Jerry Kilbride review:
PISSED OFF POEMS AND CROSS WORDS by Marlene Mountain
I read PISSED OFF POEMS AND CROSS WORDS
a few weeks before Chernobyl. After hearing of the disaster on TV I picked the
book back up and searched out the following:
3 mile island we've got to go through that again
'what you' don't 'see is what you get'
I've since given up milk for a month or two as low-level radiation has been measured in the supply from Northern California. I like milk, mornings especially with granola, and don't believe the scientists who say the radiation level is not harmful. Surviving in this enlightended age!
PISSED OFF POEMS is about the will
to survive amid the dangers we face. They are a series of one-line haiku sequences
that were written in four or five months and appear in the book en masse and
unedited. Language here goes full circle, beyond poetry to its elemental uses:
DANGER, FIRE, EAT! It goes back before that place in time when a distant, hairy
ancestor first pointed to a flower or the setting sun as its eyes and brain
signaled its tongue to utter a word meaning BEAUTY.
with your guns & drums and drums & guns
without your leg & arm and head
french govt 'routine nuclear explosion'
a dove falls a hawk falls
Granted, poetry written in response to the beauties of Nature--moon viewing and cherry blossoms--brings meaning to our lives. But what of the poet's responsibility to Nature, what is given back? Marlene expresses her concern and suggests collective responsibility in the following haiku (talk about sabi!):
acid rain less and less i am at one with nature
and asks which one of us will live to witness in the nuclear winter:
old pond a frog rises belly up
We are familiar with the author's commitment to women's issues, and injustices listed in PISSED OFF POEMS confirm that she has done her homework. The CROSS WORDS at the end of the book, repeated page after page in size and shape, suggest the foundation stones of patriarchal societies, and words contained in the puzzles (such as tart, dumbbroad, hooker) also appear in an angry litany on the book's cover. But a spiritual awakening is apparent beneath this anger, an awakening the poet hopes the world will experience:
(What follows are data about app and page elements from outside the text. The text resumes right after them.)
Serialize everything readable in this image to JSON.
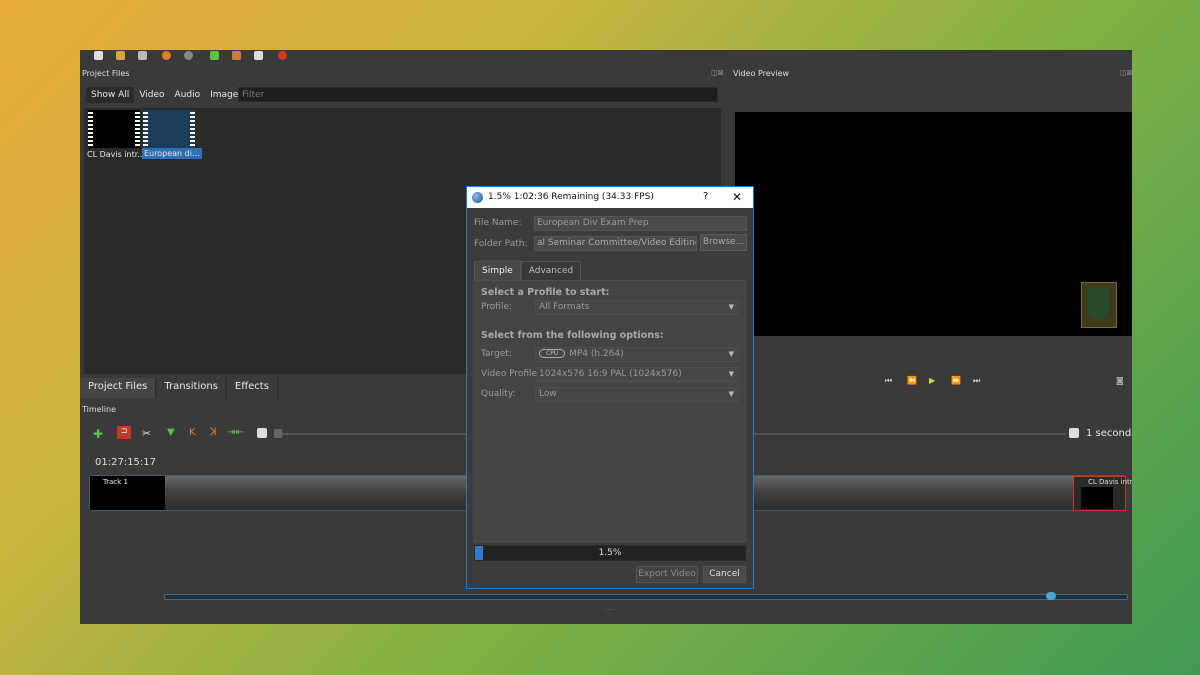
{
  "panels": {
    "project_files_title": "Project Files",
    "video_preview_title": "Video Preview",
    "dock_controls": "◫⊠"
  },
  "project_files": {
    "tabs": [
      "Show All",
      "Video",
      "Audio",
      "Image"
    ],
    "active_tab": "Show All",
    "filter_placeholder": "Filter",
    "items": [
      {
        "label": "CL Davis intr...",
        "selected": false
      },
      {
        "label": "European di...",
        "selected": true
      }
    ]
  },
  "bottom_tabs": [
    "Project Files",
    "Transitions",
    "Effects"
  ],
  "timeline": {
    "title": "Timeline",
    "timecode": "01:27:15:17",
    "zoom_label": "1 seconds",
    "track_name": "Track 1",
    "clip_name": "CL Davis intr"
  },
  "dialog": {
    "title": "1.5%  1:02:36 Remaining (34.33 FPS)",
    "help": "?",
    "close": "✕",
    "file_name_label": "File Name:",
    "file_name_value": "European Div Exam Prep",
    "folder_path_label": "Folder Path:",
    "folder_path_value": "al Seminar Committee/Video Editing",
    "browse_label": "Browse...",
    "tabs": [
      "Simple",
      "Advanced"
    ],
    "active_tab": "Simple",
    "section1_heading": "Select a Profile to start:",
    "profile_label": "Profile:",
    "profile_value": "All Formats",
    "section2_heading": "Select from the following options:",
    "target_label": "Target:",
    "target_badge": "CPU",
    "target_value": "MP4 (h.264)",
    "video_profile_label": "Video Profile:",
    "video_profile_value": "1024x576 16:9 PAL (1024x576)",
    "quality_label": "Quality:",
    "quality_value": "Low",
    "progress_text": "1.5%",
    "progress_value": 0.015,
    "export_label": "Export Video",
    "cancel_label": "Cancel"
  },
  "colors": {
    "accent": "#2f7bd2",
    "dialog_border": "#1b7ac9",
    "clip_border": "#c0392b"
  }
}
none of my fingers ring fingers
after love love
With this book in my hands I recall Judy Chicago's DINNER PARTY, Ruth Yarrow's HAIKU AND THE MUSHROOM CLOUD (Modern Haiku, V. XVII, N. 1) and a poem by Marianne Moore, WHAT ARE YEARS? Somehow, Marlene Mountain's SOFT ON NATURE reflects the words of Marianne Moore's long question: "(what) in misfortune, even death, encourages others and in its defeat, stirs the soul to be strong?"
out of a back pack she lives her tipi at night
soon the appalachian trail alone
my thoughts not trees sky but murder rape weapons
that's what everyone seems to say
can't let what could happen stop me
autumn darkness my pissed off poems
with or without humans she says earth will live on
somehow some comfort in that
remember mother (not eve not mary)
remember our mother mother of us all
Modern Haiku 17:3 1986 USA; Raw Nervz Haiku ------- Canada
back to 'review of mm contents'